Reduced Striatal Mn-accumulation in Huntington’s Disease Mouse Model Causes Reversible Alterations in Mn-dependent Enzyme Pathways
Bichell, Terry Jo Vetters

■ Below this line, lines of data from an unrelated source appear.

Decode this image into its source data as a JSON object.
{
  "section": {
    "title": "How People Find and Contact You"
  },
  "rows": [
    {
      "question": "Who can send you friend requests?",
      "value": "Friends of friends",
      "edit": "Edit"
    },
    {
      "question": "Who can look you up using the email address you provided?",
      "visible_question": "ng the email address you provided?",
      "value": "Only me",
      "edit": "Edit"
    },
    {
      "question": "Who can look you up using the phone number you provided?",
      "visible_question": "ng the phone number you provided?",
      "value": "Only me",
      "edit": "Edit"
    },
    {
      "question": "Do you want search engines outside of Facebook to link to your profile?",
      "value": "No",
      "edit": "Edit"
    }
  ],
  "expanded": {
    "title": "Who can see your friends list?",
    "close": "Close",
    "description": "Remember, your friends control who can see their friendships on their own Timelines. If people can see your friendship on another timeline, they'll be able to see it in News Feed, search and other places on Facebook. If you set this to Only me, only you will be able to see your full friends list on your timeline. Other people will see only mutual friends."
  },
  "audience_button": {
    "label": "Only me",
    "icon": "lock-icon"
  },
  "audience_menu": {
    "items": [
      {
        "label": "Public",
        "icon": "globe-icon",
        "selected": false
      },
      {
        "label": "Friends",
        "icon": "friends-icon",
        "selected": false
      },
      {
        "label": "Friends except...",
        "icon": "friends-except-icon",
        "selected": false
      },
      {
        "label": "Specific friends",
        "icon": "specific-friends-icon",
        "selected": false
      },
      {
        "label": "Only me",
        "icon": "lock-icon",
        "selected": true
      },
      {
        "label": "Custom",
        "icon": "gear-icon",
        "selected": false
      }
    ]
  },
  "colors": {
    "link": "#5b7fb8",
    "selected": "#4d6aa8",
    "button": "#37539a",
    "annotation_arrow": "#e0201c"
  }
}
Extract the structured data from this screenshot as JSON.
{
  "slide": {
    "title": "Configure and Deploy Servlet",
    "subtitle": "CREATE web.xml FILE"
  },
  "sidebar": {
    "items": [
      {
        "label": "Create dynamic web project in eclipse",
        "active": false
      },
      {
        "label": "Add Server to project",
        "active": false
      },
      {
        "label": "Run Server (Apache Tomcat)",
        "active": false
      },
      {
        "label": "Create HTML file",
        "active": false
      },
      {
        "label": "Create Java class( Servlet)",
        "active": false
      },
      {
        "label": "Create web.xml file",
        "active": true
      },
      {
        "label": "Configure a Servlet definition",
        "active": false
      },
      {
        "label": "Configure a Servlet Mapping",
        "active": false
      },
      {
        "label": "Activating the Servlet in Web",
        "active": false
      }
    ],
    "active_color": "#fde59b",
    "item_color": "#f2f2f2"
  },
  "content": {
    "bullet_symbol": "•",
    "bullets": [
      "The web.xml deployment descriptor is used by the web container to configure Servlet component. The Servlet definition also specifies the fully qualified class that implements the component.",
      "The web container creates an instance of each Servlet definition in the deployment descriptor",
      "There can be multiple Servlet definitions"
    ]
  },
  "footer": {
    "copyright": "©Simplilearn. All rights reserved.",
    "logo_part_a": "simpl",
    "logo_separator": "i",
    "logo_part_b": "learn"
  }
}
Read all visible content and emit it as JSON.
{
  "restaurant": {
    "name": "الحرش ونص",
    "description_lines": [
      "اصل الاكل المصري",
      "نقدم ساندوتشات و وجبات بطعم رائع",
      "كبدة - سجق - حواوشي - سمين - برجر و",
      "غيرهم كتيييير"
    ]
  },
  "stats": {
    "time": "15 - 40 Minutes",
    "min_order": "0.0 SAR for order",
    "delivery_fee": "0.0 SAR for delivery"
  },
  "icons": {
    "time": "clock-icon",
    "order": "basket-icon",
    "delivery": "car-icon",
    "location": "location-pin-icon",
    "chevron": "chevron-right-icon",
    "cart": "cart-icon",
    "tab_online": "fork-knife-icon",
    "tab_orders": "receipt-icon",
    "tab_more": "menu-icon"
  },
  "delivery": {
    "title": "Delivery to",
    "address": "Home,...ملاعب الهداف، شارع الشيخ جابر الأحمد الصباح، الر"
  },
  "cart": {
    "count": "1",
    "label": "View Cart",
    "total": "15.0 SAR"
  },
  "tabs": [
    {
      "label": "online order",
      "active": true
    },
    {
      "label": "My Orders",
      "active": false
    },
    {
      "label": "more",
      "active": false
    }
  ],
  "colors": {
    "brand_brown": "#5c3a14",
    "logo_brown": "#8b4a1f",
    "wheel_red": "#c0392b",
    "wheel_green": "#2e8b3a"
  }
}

Huntington’s disease (HD) is caused by an increase in CAG repeats in exon 1 of the huntingtin gene (HTT), which results in a polyglutamine expansion in the HTT protein. This mutation causes profound striatal neurodegeneration through an unknown mechanism, which adversely affects multiple cellular processes including DNA repair, autophagy, vesicular transport and neuronal metal homeostasis. Many neuronal enzymes require metals as cofactors, including several within the partial urea cycle which functions in brain. Perturbations in the urea cycle have been reported in HD models and in HD patient blood and brain. In neurons, arginase is a central urea cycle enzyme, and the metal manganese (Mn) is an essential cofactor. Deficient biological responses to Mn, and reduced Mn accumulation have been observed in HD striatal mouse and cell models. Here we report in vivo and ex vivo evidence of a urea cycle metabolic phenotype in a prodromal HD mouse model. Further, either in vivo or in vitro Mn supplementation reverses the urea-cycle pathology by restoring arginase activity. We show that Arginase 2 (ARG2) not Arginase 1 (ARG1) is the arginase enzyme present in these mouse brain models, with ARG2 protein levels directly increased by Mn exposure without change in gene expression levels. ARG2 protein is not reduced in the prodromal stage, though enzyme activity is reduced, indicating that it is the altered Mn bioavailability as a cofactor that leads to the deficient enzymatic activity. These data support a hypothesis that mutant HTT leads to a selective deficiency of neuronal Mn at an early disease stage. This Mn deficiency contributes to HD striatal urea-cycle pathophysiology through an effect on ARG2.